WORK REQUEST – Can you print the data exactly and leave out each image?

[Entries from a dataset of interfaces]
○ ○ ○ ○
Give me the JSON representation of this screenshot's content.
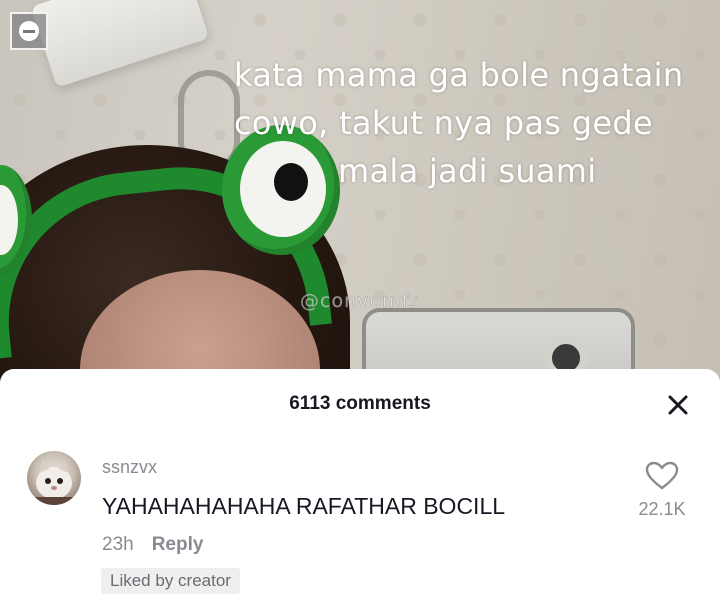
{
  "video": {
    "caption_lines": [
      "kata mama ga bole ngatain",
      "cowo, takut nya pas gede",
      "mala jadi suami"
    ],
    "watermark": "@convomfs"
  },
  "comments_panel": {
    "title": "6113 comments",
    "comment": {
      "username": "ssnzvx",
      "text": "YAHAHAHAHAHA RAFATHAR BOCILL",
      "time": "23h",
      "reply_label": "Reply",
      "badge": "Liked by creator",
      "like_count": "22.1K"
    }
  },
  "colors": {
    "text_primary": "#161823",
    "text_secondary": "#8a8b91",
    "badge_bg": "#efefef"
  },
  "icons": [
    "minimize-icon",
    "close-icon",
    "heart-icon"
  ]
}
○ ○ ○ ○
YOUR SOLUTION –
Give me the JSON representation of this screenshot's content.
{
  "video": {
    "caption_lines": [
      "kata mama ga bole ngatain",
      "cowo, takut nya pas gede",
      "mala jadi suami"
    ],
    "watermark": "@convomfs"
  },
  "comments_panel": {
    "title": "6113 comments",
    "comment": {
      "username": "ssnzvx",
      "text": "YAHAHAHAHAHA RAFATHAR BOCILL",
      "time": "23h",
      "reply_label": "Reply",
      "badge": "Liked by creator",
      "like_count": "22.1K"
    }
  },
  "colors": {
    "text_primary": "#161823",
    "text_secondary": "#8a8b91",
    "badge_bg": "#efefef"
  },
  "icons": [
    "minimize-icon",
    "close-icon",
    "heart-icon"
  ]
}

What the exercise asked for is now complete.